Chocolate Houses to Benefit Habitat for Humanity

Published 11.27.1999


Anyone with a sweet tooth and a heart to match will find satisfaction at this week's Pennsylvania College of Technology food show, where students' delectable dream houses will be auctioned to help fulfill the wishes of needy families.

School of Hospitality students are putting the finishing touches on 11 edible chocolate houses that will be auctioned during Penn College's eighth annual food show on Friday, Dec. 3. All auction proceeds will benefit the Williamsport/Lycoming affiliate of Habitat for Humanity.

"There's probably not one person who doesn't like chocolate, so, just as an interest, it brings people in," said event organizer Chef Monica Lanczak, a baking and pastry arts instructor at Penn College. "The students work hard all semester, really contribute a lot of their own time to the production of these houses, and it benefits a great cause."

According to Lanczak, the auction has raised more than $3,000 during the past seven years for Habitat for Humanity's home-building efforts. She promises that Friday's chocolate house auction will have a tasty twist on past successes.

"This year, we have a great theme Dickens' Village so (the chocolate houses) are going to be more decorative. I think it's fun to have a theme. Whereas before, the students chose their own theme. This year, it's going to be set up as a village, which makes it a little different."

Lanczak says the creativity annually showcased by her chocolate works class hasn't changed, however.

This year's 10- by 12-inch chocolate houses will include replicas of "Big Ben," "Heathmoor Castle," "Scrooge and Marley Loans" and "Camden Towne Church." The students spend about eight weeks planning, designing and producing the houses, each of which consists of eight to 12 pounds of chocolate.

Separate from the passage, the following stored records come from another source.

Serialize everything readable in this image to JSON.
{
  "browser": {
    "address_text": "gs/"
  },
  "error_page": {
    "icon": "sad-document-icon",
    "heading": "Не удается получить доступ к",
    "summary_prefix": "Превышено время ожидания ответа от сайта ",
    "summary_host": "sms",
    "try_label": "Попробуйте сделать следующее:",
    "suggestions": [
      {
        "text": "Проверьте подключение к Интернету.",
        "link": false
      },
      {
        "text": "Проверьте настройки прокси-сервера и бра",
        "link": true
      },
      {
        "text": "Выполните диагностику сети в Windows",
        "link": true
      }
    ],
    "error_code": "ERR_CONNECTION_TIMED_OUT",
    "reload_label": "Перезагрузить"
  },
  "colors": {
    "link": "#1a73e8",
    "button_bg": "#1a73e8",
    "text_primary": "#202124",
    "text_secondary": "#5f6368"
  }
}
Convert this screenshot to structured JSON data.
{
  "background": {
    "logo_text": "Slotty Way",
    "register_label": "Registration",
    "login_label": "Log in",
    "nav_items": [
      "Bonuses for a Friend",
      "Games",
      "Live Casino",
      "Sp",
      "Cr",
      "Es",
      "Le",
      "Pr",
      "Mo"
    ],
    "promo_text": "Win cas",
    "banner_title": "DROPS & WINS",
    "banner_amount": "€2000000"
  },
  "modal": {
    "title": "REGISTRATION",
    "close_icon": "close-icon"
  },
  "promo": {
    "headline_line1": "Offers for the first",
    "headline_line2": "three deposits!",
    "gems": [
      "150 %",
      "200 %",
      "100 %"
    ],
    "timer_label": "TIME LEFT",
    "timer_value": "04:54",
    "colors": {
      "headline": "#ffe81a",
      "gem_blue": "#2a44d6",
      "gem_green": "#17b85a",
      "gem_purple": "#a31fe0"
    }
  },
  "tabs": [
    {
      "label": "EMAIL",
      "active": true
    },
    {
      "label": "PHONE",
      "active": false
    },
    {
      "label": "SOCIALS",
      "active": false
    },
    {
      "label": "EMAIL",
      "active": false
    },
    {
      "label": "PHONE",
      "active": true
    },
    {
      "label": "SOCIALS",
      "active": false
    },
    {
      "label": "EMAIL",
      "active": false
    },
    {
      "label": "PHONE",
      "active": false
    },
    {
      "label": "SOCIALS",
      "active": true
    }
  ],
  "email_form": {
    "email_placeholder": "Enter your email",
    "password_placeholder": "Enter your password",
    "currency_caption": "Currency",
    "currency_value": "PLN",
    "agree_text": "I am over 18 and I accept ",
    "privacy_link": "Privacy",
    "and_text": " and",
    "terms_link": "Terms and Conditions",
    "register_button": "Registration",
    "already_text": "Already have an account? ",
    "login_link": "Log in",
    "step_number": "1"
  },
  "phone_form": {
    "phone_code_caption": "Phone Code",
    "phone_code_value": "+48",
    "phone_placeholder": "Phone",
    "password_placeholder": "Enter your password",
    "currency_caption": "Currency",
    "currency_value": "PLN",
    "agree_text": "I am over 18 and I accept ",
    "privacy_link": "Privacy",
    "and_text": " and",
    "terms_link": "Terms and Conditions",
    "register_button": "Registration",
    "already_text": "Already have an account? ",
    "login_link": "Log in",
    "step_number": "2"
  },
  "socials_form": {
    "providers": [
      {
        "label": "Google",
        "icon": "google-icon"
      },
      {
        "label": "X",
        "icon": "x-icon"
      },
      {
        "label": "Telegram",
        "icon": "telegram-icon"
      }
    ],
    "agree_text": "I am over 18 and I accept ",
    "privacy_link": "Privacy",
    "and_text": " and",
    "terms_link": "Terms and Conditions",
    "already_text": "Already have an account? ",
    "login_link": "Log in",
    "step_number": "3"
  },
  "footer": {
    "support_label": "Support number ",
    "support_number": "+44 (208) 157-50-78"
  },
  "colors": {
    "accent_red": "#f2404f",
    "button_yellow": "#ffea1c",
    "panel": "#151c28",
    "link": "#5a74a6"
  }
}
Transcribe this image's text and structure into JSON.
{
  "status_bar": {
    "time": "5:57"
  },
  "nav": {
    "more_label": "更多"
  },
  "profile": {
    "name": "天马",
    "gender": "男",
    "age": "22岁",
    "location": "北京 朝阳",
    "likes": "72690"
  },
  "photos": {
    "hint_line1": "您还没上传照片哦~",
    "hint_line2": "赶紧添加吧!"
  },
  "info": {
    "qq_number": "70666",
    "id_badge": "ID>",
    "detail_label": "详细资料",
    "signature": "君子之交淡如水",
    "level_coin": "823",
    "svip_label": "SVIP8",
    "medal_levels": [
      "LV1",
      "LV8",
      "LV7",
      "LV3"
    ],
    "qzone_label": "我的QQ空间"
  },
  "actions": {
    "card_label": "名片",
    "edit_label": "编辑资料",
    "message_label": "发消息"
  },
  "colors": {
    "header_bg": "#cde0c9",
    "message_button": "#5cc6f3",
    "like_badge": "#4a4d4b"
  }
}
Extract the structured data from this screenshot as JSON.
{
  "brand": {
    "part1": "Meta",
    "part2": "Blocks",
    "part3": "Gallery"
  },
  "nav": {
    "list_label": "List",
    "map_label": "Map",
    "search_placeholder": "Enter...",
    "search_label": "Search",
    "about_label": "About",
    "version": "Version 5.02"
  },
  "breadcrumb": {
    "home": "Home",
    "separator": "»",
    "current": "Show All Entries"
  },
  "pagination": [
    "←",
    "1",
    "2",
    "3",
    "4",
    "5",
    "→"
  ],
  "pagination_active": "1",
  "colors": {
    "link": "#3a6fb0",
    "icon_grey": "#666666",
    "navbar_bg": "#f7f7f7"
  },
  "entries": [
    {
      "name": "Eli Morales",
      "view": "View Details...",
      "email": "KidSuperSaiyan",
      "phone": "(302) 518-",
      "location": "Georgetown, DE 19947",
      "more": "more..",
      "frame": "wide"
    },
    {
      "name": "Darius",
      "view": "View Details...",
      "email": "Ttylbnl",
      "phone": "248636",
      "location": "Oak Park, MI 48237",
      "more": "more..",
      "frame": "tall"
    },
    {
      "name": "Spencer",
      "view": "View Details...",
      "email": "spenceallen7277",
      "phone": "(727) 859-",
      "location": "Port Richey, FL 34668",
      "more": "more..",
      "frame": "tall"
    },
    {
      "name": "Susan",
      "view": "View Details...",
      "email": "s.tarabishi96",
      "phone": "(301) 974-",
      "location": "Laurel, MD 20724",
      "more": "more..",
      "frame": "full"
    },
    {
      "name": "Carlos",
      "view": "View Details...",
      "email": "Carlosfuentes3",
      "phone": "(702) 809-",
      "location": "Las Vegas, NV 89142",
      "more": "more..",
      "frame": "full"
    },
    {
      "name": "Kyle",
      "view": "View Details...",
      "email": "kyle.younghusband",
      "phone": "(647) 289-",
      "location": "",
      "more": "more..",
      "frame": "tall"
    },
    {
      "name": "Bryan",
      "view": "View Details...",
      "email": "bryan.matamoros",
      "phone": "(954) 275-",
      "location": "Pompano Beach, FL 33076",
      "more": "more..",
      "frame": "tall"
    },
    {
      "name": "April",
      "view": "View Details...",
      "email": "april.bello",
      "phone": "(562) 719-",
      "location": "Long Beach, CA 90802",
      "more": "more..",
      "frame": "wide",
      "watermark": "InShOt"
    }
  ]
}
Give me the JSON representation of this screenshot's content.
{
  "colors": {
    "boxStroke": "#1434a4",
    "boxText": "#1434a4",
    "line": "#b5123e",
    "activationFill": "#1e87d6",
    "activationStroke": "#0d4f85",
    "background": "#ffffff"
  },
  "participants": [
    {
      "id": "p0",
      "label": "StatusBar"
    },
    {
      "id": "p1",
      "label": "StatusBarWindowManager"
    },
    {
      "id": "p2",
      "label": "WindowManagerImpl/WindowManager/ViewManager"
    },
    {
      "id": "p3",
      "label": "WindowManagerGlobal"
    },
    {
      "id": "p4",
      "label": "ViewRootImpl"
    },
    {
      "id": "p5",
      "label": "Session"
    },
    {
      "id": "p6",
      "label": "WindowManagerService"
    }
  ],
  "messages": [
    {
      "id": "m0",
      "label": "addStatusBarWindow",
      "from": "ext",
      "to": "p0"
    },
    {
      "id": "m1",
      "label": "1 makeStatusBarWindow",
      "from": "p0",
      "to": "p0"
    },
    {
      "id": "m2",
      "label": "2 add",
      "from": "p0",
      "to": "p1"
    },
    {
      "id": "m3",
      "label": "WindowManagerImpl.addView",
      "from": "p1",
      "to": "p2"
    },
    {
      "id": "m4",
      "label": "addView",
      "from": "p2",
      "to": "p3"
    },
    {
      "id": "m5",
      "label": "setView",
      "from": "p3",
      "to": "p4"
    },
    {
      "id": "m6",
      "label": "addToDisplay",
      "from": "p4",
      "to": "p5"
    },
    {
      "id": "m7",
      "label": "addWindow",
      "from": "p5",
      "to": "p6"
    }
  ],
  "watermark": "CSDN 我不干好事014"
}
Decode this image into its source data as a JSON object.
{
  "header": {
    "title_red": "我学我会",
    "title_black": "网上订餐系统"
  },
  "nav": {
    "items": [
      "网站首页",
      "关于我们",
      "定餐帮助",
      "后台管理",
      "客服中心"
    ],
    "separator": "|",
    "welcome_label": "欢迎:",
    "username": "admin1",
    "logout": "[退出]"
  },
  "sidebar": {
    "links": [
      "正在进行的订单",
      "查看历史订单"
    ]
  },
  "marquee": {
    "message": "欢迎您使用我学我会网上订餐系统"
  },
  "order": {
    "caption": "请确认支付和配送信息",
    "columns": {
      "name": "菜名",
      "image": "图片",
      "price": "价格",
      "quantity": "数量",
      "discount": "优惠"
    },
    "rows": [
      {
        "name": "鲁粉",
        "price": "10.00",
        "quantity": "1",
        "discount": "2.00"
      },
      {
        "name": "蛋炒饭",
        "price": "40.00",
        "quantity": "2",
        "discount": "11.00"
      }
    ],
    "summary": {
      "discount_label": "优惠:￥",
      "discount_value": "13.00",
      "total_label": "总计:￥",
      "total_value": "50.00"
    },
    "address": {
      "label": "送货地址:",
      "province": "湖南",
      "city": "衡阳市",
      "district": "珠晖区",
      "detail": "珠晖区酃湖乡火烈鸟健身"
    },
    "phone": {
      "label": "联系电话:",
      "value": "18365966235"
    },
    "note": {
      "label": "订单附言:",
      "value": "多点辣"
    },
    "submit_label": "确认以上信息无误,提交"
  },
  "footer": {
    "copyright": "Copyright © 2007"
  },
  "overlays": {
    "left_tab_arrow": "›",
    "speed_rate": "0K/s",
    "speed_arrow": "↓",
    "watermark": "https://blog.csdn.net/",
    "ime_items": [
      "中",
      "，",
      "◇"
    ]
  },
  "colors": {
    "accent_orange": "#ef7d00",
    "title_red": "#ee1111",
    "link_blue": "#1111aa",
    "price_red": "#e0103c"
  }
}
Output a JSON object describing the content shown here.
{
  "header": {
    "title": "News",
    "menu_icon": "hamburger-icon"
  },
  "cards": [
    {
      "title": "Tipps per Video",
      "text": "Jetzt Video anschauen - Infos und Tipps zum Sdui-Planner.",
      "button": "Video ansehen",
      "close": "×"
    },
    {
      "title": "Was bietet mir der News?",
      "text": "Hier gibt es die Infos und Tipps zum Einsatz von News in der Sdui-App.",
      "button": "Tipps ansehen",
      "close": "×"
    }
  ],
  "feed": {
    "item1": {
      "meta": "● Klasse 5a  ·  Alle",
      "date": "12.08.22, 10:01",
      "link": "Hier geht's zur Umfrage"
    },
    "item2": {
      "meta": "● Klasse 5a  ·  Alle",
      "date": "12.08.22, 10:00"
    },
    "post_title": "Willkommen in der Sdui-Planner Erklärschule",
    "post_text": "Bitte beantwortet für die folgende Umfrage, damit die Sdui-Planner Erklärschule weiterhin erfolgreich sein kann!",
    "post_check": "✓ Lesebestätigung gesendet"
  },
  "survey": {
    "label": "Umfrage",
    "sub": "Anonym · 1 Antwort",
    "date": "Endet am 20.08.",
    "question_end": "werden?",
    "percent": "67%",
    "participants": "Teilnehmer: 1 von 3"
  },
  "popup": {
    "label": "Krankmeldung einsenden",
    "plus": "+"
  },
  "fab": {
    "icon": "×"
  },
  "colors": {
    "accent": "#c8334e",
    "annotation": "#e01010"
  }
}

"I think (visitors to the food show) are going to be pleasantly surprised this year because, in the past, our sizes tended to be a little larger but less decorative. This year, we're focused on smaller pieces with more decoration on them," she said. "I think they are going to be pleasantly surprised by the look of the houses, how they actually do really resemble the Dickens houses."

If kept in a relatively cool spot in a home, Lanczak says, the chocolate houses will remain edible throughout the winter holidays. The minimum bid for a house is $30 during the food show, which is scheduled from 10:30 a.m. to 2 p.m. at Penn College's Thompson Professional Development Center.

The 12 students who produced the 11 works are James Deaver and Linda Rodke, Jerry Dimitratos, Jessica Emick, Andrea High, Amanda Jones, Matthew Loss, Kim Nalitz, Charles Niedermyer II, Nova Ritchey, Matt Sclesky and Mandi Scott.